Curriculum

The Center for Law, Energy & the Environment (CLEE) provides students with the analytical skills, substantive knowledge, and practical judgment needed to be effective lawyers in the evolving area. The curriculum is concerned not only with the basic legal elements—statutes, regulations, and cases—but also with the broader structure of environmental law and policy. The program prepares students to navigate the existing regulatory system as well as to contribute to the ongoing process of reform.

Concurrent and Combined Degree Programs

Students may enroll in a concurrent degree program with another department or school on campus, such as the Haas School of Business, the Department of City and Regional Planning, the Goldman School of Public Policy, the Energy and Resources Group, or the Department of Environmental Science, Policy and Management.

Students may also enroll in a combined degree program with the John F. Kennedy School of Government at Harvard University or the Fletcher School of Law and Diplomacy at Tufts University. Students must apply separately to each program.

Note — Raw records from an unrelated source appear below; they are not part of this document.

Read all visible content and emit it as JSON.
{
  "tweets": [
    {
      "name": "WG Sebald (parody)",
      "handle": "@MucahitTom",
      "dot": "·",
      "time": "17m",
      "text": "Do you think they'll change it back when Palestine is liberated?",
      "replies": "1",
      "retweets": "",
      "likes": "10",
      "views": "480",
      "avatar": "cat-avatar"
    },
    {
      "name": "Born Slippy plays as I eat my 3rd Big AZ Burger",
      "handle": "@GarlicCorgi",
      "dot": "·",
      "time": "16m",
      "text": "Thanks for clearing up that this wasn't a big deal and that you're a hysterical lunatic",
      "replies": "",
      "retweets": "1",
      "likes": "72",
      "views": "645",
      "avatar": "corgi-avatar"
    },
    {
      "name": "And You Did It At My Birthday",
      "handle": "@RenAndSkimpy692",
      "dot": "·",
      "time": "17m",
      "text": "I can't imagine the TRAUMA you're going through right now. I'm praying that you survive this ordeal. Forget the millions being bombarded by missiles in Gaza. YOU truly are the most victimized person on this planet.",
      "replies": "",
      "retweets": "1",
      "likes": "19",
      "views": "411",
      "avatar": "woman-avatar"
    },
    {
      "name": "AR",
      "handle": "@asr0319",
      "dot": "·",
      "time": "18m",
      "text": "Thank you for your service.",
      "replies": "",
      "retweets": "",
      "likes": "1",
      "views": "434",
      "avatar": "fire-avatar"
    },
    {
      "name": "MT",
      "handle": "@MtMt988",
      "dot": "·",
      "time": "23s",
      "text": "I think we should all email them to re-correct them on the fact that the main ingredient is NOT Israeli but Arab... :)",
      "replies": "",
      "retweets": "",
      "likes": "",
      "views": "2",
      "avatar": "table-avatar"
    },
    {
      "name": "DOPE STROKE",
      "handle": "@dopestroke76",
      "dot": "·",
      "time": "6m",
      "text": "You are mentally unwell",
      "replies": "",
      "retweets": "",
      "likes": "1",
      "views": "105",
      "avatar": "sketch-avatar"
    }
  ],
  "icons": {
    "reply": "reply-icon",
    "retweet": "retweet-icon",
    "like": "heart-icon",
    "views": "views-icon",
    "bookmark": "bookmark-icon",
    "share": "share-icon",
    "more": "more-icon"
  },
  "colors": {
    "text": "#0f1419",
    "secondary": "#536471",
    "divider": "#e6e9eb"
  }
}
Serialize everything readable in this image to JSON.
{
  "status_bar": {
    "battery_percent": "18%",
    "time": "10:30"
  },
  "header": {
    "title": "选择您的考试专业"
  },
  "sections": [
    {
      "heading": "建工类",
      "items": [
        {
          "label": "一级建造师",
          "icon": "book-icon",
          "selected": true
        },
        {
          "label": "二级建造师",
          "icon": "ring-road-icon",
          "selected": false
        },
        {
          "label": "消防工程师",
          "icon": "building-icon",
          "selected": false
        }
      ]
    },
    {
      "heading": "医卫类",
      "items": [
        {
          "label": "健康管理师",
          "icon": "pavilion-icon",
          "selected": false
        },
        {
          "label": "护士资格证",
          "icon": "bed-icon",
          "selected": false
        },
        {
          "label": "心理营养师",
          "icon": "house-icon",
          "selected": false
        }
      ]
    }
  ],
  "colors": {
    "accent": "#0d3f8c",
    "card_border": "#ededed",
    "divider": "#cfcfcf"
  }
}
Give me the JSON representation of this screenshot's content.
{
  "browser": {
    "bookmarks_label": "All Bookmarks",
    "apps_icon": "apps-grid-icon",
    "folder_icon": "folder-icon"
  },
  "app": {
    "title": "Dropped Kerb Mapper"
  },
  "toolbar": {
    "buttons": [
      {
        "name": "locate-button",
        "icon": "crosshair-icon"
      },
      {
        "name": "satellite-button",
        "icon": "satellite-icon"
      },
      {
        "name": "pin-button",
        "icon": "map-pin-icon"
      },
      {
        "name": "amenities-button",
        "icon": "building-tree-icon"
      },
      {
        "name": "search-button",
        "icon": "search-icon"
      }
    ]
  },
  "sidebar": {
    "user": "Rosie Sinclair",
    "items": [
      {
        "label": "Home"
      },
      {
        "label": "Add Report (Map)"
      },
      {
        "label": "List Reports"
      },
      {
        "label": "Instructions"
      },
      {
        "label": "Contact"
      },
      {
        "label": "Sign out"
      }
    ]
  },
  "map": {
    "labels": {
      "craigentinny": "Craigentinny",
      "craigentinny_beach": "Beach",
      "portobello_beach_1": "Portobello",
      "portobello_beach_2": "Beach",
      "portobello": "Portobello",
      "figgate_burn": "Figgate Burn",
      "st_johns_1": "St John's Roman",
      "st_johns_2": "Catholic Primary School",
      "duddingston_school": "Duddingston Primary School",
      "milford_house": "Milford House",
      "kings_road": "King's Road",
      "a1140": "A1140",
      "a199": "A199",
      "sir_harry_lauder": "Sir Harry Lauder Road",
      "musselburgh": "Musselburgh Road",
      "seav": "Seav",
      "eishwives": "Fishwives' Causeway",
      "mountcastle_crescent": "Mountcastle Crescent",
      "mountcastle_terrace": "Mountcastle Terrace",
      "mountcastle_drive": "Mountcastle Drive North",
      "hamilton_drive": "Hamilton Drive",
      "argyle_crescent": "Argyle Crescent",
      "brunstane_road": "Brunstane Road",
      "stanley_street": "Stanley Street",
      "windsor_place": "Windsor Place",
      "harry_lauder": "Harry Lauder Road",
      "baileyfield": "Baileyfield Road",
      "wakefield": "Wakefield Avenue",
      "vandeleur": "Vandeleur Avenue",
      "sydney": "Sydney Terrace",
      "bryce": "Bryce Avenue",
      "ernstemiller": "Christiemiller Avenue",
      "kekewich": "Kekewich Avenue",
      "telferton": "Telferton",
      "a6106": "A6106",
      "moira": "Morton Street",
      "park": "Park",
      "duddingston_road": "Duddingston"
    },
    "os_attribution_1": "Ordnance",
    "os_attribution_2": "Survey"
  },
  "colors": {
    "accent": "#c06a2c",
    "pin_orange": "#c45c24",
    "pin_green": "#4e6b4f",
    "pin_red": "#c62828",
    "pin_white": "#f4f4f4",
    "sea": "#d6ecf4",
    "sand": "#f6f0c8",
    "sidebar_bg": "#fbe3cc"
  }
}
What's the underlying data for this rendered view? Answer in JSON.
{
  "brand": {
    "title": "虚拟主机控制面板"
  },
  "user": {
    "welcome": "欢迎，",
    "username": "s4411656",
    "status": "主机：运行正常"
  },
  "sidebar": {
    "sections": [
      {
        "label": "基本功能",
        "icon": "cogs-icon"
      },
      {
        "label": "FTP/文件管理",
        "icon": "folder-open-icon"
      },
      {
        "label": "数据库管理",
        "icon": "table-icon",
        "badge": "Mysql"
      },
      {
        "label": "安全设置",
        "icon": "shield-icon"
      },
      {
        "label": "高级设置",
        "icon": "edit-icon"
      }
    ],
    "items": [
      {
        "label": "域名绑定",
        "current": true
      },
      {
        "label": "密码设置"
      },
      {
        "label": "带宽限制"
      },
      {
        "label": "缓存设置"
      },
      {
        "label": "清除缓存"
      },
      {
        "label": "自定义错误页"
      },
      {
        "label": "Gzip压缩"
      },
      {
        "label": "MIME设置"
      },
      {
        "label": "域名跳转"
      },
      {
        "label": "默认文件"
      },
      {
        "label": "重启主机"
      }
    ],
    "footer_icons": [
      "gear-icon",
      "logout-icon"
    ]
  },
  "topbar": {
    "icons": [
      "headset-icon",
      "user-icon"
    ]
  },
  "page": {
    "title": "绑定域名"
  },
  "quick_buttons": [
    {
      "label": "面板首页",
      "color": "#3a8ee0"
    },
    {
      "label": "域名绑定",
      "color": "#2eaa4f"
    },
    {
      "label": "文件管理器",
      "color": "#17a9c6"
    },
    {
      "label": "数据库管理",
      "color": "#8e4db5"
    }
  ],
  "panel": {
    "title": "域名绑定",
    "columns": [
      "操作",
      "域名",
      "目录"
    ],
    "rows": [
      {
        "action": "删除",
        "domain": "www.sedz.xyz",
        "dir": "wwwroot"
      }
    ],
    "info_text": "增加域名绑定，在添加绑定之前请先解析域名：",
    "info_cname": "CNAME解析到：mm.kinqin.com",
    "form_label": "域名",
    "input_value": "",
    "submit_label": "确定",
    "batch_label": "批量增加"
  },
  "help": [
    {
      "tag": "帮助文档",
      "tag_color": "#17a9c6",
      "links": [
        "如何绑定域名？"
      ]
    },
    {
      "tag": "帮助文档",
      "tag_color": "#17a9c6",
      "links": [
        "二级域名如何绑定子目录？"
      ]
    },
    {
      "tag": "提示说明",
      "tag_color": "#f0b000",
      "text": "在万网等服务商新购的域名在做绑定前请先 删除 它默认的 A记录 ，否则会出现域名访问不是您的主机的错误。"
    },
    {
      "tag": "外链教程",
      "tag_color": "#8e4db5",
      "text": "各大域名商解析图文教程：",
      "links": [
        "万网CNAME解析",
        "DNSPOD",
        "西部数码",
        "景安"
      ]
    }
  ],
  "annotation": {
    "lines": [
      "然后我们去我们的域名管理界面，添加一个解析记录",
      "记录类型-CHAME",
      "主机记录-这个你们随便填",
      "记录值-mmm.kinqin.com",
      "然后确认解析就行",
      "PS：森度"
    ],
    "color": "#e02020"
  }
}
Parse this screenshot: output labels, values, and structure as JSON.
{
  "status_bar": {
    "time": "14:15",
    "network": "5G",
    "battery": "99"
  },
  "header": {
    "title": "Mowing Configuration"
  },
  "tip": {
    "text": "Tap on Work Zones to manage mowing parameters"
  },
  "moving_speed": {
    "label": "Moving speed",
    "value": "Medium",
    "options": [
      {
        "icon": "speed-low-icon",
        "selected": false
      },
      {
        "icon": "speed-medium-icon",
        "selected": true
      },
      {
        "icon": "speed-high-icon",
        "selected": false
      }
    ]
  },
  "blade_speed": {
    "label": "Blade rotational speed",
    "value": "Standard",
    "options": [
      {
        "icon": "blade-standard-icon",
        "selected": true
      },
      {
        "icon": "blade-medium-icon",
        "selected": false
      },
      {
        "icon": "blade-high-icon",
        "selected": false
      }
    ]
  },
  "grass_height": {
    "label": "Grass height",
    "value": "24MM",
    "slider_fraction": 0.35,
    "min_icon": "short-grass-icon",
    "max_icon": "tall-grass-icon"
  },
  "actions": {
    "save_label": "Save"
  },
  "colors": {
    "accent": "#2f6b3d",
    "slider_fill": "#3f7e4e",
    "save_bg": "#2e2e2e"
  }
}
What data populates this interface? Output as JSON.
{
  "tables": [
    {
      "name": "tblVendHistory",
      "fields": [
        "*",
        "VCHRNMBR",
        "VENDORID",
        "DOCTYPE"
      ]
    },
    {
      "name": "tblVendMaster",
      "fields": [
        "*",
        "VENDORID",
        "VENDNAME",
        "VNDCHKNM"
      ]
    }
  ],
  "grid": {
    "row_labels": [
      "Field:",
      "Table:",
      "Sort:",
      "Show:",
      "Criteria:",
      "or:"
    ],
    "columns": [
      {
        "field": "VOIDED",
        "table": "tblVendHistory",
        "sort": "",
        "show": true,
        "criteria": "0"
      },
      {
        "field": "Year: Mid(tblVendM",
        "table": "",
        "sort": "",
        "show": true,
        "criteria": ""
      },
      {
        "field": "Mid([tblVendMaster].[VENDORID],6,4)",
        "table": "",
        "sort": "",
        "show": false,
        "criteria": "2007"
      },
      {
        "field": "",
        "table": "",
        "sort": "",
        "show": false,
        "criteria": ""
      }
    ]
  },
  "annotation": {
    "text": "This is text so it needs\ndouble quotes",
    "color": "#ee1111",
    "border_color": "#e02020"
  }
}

A J.D. degree and a master's degree can be earned in approximately four years.

Berkeley Law is unique among major American law schools in that it offers an interdisciplinary Ph.D. degree through the Jurisprudence and Social Policy (JSP) Program. Students with a strong interest in both environmental law and policy and a teaching career may consider applying to the JSP Program. In recent years, students have graduated with specializations in environmental history, natural resources law, and law of the sea.

Internships and Externships

Internships and externships during the academic year provide an opportunity to apply the knowledge and ideas learned in the classroom, gain practical experience in an environmental practice, and work with practicing environmental and energy lawyers. The law school grants academic credit to students who participate in approved internships, most of which are with nonprofit environmental organizations and government agencies. A typical internship requires a commitment of two to three days each week for four to six units of credit.

Popular internships and externships with nonprofit and governmental organizations include those with:

  • Earthjustice
  • Environmental Defense Fund
  • The Nature Conservancy
  • Natural Resources Defense Council
  • The Sierra Club 
  • California Air Resources Board
  • California Attorney General's Office 
  • California Coastal Commission
  • California Energy Commission
  • California Public Utilities Commission
  • US Environmental Protection Agency

Students also have held internships in organizations dealing with international environmental issues, such as the EPA's Office of General Counsel (International Activities Division).

Courses

The following courses are available for those interested in environmental law:

Courses Offered Every Year

  • Environmental Law and Policy
  • Energy Regulation and the Environment
  • Renewable Energy and Other Alternative Fuels
  • Environmental Law Writing Seminar
  • Land-Use Law
  • Workshop on Development and the Environment
  • Local Government Law

Courses Offered Every One to Two Years

  • Oceans Law
  • Biodiversity Law
  • International Environmental Law
  • Water Law
  • Environmental Justice
  • Climate Change
  • Public Lands and Natural Resources Law
  • California Environmental Law and Policy 
  • The Law of Hazardous Waste 

Other Notable Classes

  • Science and Regulatory Policy
  • Disasters and the Law
  • Hot Topics in US-China Law